This is not a lens about using a calculator to find a square root. This is not a lens about finding a square root to its nearest 10th or 100th or 2 places. This is a lens that helps you get from a large number's square root to a smaller number's square root.
In other words, this will show you how to go from ([square root] 20) to (2 ([square root] 5).
Reducing Irrational Square Roots
One of the sorts of problems that shows up on Algebra tests is taking a square root of a number that isn't a perfect square (see a list of all the integers that are perfect squares from 1-625 at the bottom of this lens) and reducing it to an easier to handle version. For example, in the picture here, we start with [square root] 98. But, if you notice when you look at the list, 98 is NOT a perfect square.
98, however, equals 2 X 49. 49 <b>is</b> a perfect square -- it's 7 squared (or 7 X 7). So, as you can see in the second step, [square root] 98 = [square root] 49 X [square root] 2. Or, more succinctly, 7 X [square root] 2.
If the number you are trying to divide is one you don't know (as in you can't tell right away by looking at it what perfect square might be a factor), check out <a href="http://www.squidoo.com/LowCommonDenom">Lowest Common Denominator</a> to see how to break numbers into their factors. Or, if the number is low enough, you can look at the list of squares from 1-625 further down in this lens and work from there.

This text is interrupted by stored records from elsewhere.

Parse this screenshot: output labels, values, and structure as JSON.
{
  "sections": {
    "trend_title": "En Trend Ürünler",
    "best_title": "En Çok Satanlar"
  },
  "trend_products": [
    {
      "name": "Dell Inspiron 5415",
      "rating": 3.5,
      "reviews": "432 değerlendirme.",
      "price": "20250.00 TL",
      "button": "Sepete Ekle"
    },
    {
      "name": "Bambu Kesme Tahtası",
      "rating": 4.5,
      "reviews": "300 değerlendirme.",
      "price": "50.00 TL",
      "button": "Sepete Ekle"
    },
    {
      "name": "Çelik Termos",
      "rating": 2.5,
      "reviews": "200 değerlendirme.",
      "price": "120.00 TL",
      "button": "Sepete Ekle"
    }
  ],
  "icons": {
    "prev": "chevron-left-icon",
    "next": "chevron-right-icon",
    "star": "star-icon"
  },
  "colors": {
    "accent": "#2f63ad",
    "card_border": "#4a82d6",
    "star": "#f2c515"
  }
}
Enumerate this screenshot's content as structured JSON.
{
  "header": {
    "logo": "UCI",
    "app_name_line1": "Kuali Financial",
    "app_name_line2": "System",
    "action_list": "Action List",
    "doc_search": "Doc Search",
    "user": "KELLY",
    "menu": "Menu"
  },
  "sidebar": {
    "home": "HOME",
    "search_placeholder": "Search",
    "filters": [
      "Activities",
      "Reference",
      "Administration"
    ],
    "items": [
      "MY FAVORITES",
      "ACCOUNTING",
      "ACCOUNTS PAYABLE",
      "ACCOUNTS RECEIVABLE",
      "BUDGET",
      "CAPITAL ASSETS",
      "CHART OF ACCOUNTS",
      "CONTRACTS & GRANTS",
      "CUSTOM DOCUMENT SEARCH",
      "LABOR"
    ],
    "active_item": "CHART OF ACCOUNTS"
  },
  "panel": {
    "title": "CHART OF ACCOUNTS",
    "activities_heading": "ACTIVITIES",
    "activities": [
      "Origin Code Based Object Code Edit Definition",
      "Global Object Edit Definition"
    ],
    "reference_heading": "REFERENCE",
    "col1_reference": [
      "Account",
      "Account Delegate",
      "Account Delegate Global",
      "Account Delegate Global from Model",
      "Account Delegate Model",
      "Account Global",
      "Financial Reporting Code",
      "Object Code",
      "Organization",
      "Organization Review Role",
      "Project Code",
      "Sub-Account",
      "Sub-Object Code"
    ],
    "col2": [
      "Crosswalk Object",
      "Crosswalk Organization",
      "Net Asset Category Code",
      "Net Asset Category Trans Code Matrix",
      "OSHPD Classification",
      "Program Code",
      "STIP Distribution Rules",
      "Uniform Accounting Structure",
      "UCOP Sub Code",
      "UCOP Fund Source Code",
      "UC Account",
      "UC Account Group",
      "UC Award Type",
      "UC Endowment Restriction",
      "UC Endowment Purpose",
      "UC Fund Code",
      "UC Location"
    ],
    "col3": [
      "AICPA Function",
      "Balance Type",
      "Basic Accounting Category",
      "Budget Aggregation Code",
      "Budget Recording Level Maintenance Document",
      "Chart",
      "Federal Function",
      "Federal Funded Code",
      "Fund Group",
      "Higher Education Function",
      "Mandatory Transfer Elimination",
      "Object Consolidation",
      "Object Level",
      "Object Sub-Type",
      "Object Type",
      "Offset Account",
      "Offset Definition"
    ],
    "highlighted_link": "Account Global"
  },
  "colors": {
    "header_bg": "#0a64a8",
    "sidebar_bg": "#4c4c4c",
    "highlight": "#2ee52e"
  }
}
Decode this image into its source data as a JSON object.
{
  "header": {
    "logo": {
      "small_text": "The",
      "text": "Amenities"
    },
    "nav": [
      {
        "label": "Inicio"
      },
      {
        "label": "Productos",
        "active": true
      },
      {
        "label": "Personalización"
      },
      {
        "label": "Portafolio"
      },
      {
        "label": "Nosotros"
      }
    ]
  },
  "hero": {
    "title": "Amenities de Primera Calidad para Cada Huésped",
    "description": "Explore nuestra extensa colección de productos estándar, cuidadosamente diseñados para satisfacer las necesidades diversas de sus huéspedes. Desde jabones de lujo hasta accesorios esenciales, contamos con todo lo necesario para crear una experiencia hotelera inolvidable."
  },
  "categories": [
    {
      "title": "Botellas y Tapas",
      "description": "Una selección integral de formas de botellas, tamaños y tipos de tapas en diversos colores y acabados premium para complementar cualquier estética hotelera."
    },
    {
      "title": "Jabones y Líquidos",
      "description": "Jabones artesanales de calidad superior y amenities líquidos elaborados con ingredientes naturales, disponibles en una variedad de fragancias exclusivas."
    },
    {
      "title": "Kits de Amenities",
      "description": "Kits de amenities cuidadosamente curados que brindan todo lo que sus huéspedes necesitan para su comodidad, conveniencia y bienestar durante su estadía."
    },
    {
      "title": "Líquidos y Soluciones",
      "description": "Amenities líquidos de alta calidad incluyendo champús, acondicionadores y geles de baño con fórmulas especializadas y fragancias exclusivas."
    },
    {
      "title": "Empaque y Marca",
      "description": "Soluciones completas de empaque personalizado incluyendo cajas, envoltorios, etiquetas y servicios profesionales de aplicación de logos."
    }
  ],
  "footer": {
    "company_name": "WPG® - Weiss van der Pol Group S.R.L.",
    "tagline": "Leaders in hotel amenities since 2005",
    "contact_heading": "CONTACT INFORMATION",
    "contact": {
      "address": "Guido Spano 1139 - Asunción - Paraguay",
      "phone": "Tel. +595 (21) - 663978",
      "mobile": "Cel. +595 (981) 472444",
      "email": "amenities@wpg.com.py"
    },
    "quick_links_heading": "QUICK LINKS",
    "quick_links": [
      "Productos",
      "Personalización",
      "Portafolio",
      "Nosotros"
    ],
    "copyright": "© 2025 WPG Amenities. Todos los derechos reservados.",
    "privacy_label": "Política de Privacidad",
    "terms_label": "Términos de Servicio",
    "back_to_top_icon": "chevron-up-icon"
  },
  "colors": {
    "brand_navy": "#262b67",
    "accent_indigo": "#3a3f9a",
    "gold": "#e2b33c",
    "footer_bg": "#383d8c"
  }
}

This is a list of the first 25 positive integers with their squares.